Hurricane Irma Blasts Through Caribbean: Is Climate Change Making The Storm So Strong?

No deaths have been reported so far after 185-mph monster storm Hurricane Irma ripped through the Caribbean Wednesday. The National Weather Service issued an extreme wind warning at 11:14 a.m. AST for Saint John and Saint Thomas, Virgin Islands. As the eyewall of Hurricane Irma speeds across the Caribbean, island residents are in an “extremely dangerous and life-threatening situation.”

Irma’s eyewall is traveling about 20 miles an hour on a path toward Puerto Rico, Cuba, and the Dominican Republic/Haiti. Maximum winds continue at about 185 miles an hour. Irma is an official Category 5 hurricane. According to NASA maps, Irma is now the size of France.

The White House declared a state of emergency for Florida, Puerto Rico, and the U.S. Virgin Islands.
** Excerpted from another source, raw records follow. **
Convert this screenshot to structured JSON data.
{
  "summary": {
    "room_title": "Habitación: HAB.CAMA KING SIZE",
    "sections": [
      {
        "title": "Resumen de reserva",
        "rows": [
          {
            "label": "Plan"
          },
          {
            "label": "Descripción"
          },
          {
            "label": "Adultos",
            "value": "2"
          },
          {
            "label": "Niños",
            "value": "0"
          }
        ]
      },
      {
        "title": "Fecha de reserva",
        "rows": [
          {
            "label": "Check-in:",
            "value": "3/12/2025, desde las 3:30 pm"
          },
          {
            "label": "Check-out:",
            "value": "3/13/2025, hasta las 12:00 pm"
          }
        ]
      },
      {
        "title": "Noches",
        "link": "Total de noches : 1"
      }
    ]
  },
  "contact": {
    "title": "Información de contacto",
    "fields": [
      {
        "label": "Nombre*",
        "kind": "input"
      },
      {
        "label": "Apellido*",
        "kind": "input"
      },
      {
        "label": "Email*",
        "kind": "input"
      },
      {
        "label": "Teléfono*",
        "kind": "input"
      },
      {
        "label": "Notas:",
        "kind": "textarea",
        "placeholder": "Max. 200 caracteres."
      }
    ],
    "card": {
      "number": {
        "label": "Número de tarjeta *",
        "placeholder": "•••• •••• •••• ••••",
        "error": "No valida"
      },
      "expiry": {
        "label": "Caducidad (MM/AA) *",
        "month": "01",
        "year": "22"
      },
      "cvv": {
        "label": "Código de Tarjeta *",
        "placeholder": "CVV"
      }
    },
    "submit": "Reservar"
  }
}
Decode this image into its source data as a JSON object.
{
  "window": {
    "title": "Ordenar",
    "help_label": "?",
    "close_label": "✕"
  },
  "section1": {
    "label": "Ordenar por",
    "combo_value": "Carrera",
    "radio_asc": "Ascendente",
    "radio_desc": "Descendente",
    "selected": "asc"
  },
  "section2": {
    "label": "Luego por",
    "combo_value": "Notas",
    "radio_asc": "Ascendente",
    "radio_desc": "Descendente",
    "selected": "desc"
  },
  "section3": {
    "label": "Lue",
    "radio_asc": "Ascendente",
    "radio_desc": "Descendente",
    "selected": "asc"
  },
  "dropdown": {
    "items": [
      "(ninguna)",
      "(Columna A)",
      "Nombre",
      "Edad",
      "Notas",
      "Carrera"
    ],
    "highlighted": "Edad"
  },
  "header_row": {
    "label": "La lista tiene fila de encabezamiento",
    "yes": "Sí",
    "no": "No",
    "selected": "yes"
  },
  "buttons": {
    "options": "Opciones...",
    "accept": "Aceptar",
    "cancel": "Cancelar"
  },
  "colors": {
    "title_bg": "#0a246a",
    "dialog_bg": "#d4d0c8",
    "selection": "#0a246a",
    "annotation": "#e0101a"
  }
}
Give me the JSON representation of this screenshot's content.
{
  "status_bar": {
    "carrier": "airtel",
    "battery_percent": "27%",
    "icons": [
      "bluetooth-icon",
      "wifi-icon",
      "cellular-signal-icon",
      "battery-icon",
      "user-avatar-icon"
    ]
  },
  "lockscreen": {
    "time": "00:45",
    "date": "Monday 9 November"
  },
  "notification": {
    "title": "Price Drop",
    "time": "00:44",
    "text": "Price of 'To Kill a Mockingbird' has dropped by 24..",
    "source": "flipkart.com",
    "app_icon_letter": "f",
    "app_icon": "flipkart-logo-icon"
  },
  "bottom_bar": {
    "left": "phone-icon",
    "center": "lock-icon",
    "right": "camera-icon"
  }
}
South Carolina Governor Henry McMaster also declared an official state of emergency in the state.

The National Hurricane Center projected Wednesday that Irma will strike southern Florida on Sunday, taking a path up the Atlantic coastline. Hurricanes as strong as Irma have been recorded in the Gulf of Mexico, but Miami/Dade County has not seen a storm similar to Irma since Hurricane Andrew in 1992, the New York Times reported.

Florida Governor Rick Scott said “take the announcements seriously” and urged residents to heed evacuation warnings, saying that Irma was more powerful and dangerous than Andrew.

Hurricane Irma Path toward Florida

Puerto Rico is already seeing sea level rises. The last storm to strike the island with the force predicted for Irma was Hurricane San Felipe, which hit Guadeloupe, Puerto Rico, and Florida almost 100 years ago in September of 1928. Weather Channel hurricane specialist Bryan Norcross told the Associated Press that San Felipe killed 2,700 people.

Norcross also recently told the Washington Post that “Florida was not remotely ready” for another hurricane like 1992’s Andrew, which killed 62 people and destroyed 25,000 homes.

Tuesday night, the International Space Station captured mind-blowing video of the huge storm from over 250 miles overhead.

Irma’s force is so strong that equipment meant to measure earthquakes is picking up signals, seismologist Stephen Hicks reported on Twitter.

Tropical Storm Jose is developing in the Atlantic and is about two to three days behind Irma. NOAA predicts the storm will also develop into a hurricane like Irma within 36 to 48 hours.

Is climate change to blame? High ocean temperatures create strong hurricanes. Pacific Institute co-founder Dr. Peter Gleick wrote on Twitter that Caribbean water temperatures are very high.

NOAA’s ocean temperature map for September 5 shows extremely hot temperatures in the Caribbean, Gulf of Mexico, and especially near Florida and Cuba.

high ocean temperatures cause hurricanes

Scientists like Bill Nye and billionaires like Richard Branson have taken to social media to inform the public about how climate change makes hurricanes worse.

Houston is still recovering from Harvey with fundraising efforts underway, airlines are price gouging for tickets out of Florida, and gas stations are running short of gas days in advance of Irma’s predicted Sunday landfall in Florida.

In March, before the hurricane and western drought and fire seasons got in full swing, the budget presented by the Trump Administration slated cuts to government agencies involved in weather reporting, fire and forest services, and emergency management — including FEMA — the Washington Post reported August 29.

[Featured Image by NASA/AP Images]